I think it looks really great! Any chance for a better picture of the fretboard, it looks very nice :)? Also really like the binding and purfling on the top!

sequoia
02-28-2016, 09:11 AM
I think it looks really great! Any chance for a better picture of the fretboard, it looks very nice :)? Also really like the binding and purfling on the top!

Sure. Fretboard below...

88806

cml
02-28-2016, 09:40 AM
I wonder why fretboards with binding aren't more common, I think it looks refined in a way. Would very much like to have it on a future uke.
Great job with this one, and nice to see some recycled materials being used and turning out this neat!

granger
02-28-2016, 11:23 AM
Beautiful!!!!!

sequoia
02-28-2016, 04:33 PM
I wonder why fretboards with binding aren't more common, I think it looks refined in a way.

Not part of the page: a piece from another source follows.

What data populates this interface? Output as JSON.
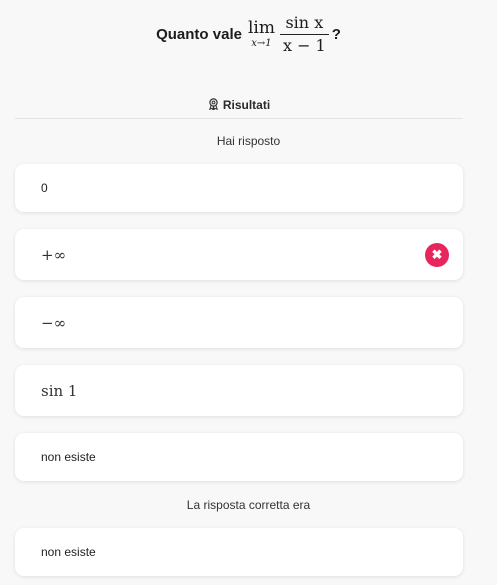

I think the reason is that time is money and bound fretboards, while not that difficult, do take an extra amount of time. Basically, they are a pain in the butt and don't effect the sound, so why bother? I would have nothing else on my ukes as a player. I do not like the feeling of frets rubbing against my fingers while playing and bound fretboard decrease that feeling if not eliminating it altogether. Plus, you don't have to deal with those nasty tange corners when dressing your frets which can be sharp and literally dangerous. (My bleeding fingers are actually bleeding!). I learned by watching a Beau H. video how to properly round the things and I have never gone back. Only way to go if you are a player. Plus I think it does make things cleaner looking. Maybe a little too dressed up for a humble ukulele? Perhaps yes, but the added comfort for the player trumps any pretensions to grandeur.

Inksplosive AL
02-28-2016, 05:00 PM
Sure looks pretty! What would wood like that be reclaimed or salvaged from?

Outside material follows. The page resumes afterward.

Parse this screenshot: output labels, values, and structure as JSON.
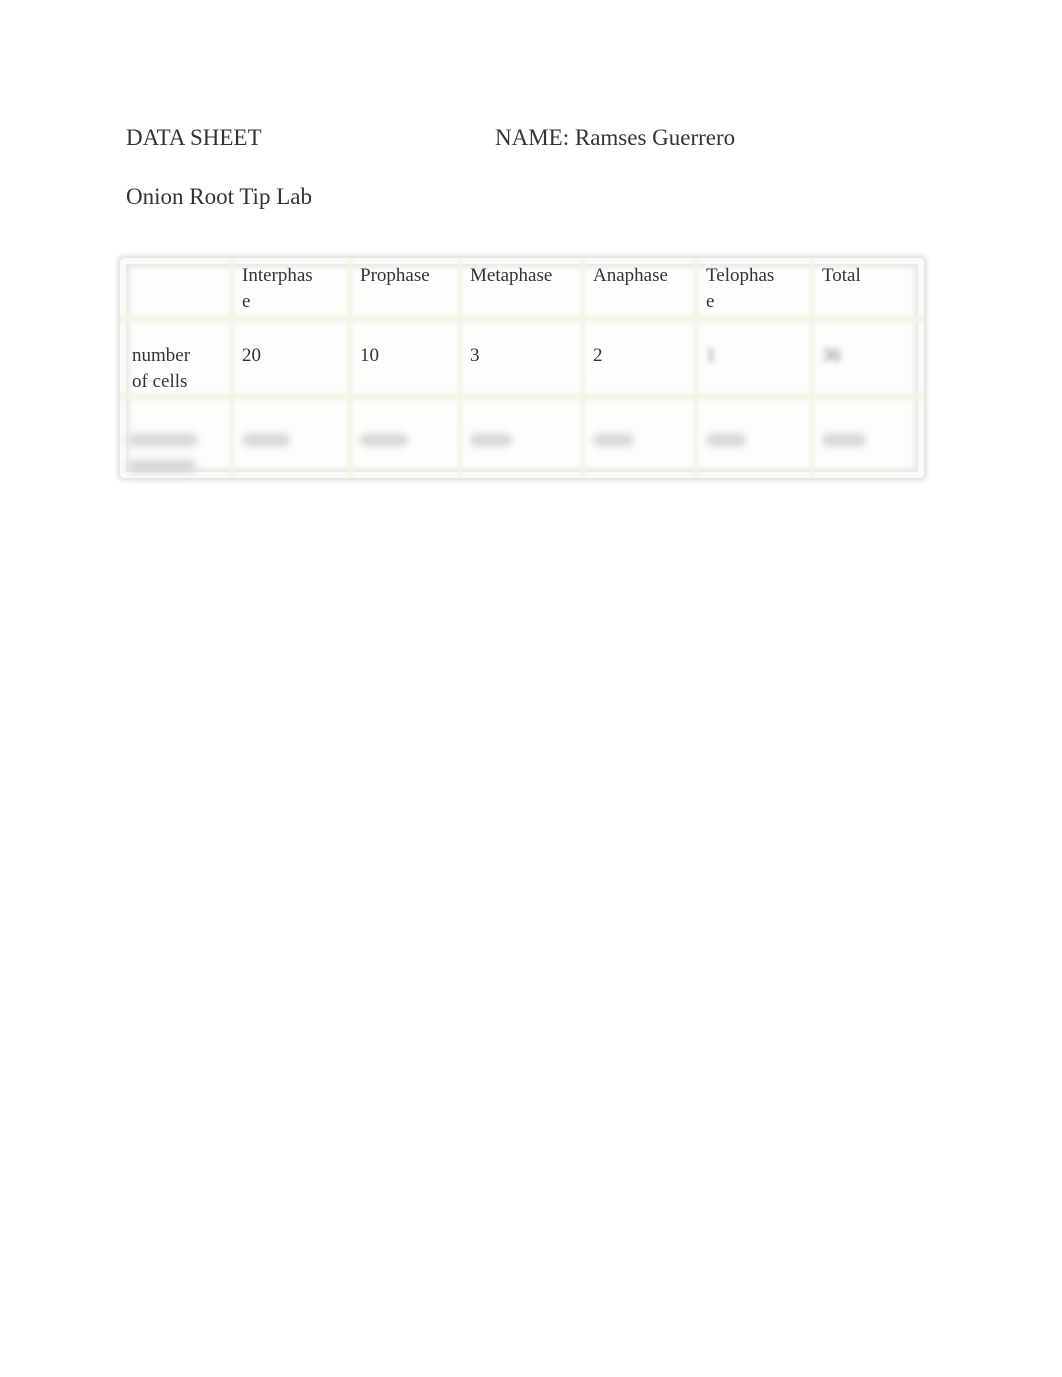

sequoia
02-28-2016, 05:25 PM
Sure looks pretty! What would wood like that be reclaimed or salvaged from?

Don't really know what "urban salvage" means. Probably old beams from a warehouse or maybe floors from a demolition tear-down of an old house. The stuff was plenty dried out that is for sure. Who knows. Maybe somebody from Hawaii that knows something about koa salvage will post.

Moore Bettah Ukuleles
02-29-2016, 08:16 AM
I wonder why fretboards with binding aren't more common, I think it looks refined in a way. Would very much like to have it on a future uke.

Because it takes a lot more time and most of the time that time is spent on something you don't even see. Every fret needs to be notched, ground or filed down so that the tangs fit snugly between the bindings. Add purflings to the top and bottom of the board and you've got even more time involved. It takes me about 3 hours to fret and finish a bound fingerboard, about 10 minutes without.

cml
02-29-2016, 10:03 AM
Because it takes a lot more time and most of the time that time is spent on something you don't even see. Every fret needs to be notched, ground or filed down so that the tangs fit snugly between the bindings. Add purflings to the top and bottom of the board and you've got even more time involved. It takes me about 3 hours to fret and finish a bound fingerboard, about 10 minutes without.
Thanks for the reply! I do get that it takes more time, I am just thinking that if I were to get a custom, that extra cost would be worth it - at least to me. It looks really nice in my opinion, and I wouldnt mind the benefits of less fret end issues as described by Sequoia.

chefuke
02-29-2016, 06:23 PM
Great Work and an Amazing outcome!

Vespa Bob
03-01-2016, 08:16 AM
You took on a challenge and more than succeeded, you created a beauty! Congratulations on great effort.

Bob

DelSc
03-01-2016, 09:46 AM
The figure on that top sure looks great. Its amazing that its salvage wood.

Steve in Kent
03-02-2016, 05:08 AM
That is absolutely gorgeous, you have got wonderful skills.

Philligan
03-02-2016, 05:58 AM
It looks amazing...I would love to hear how it sounds. Great work!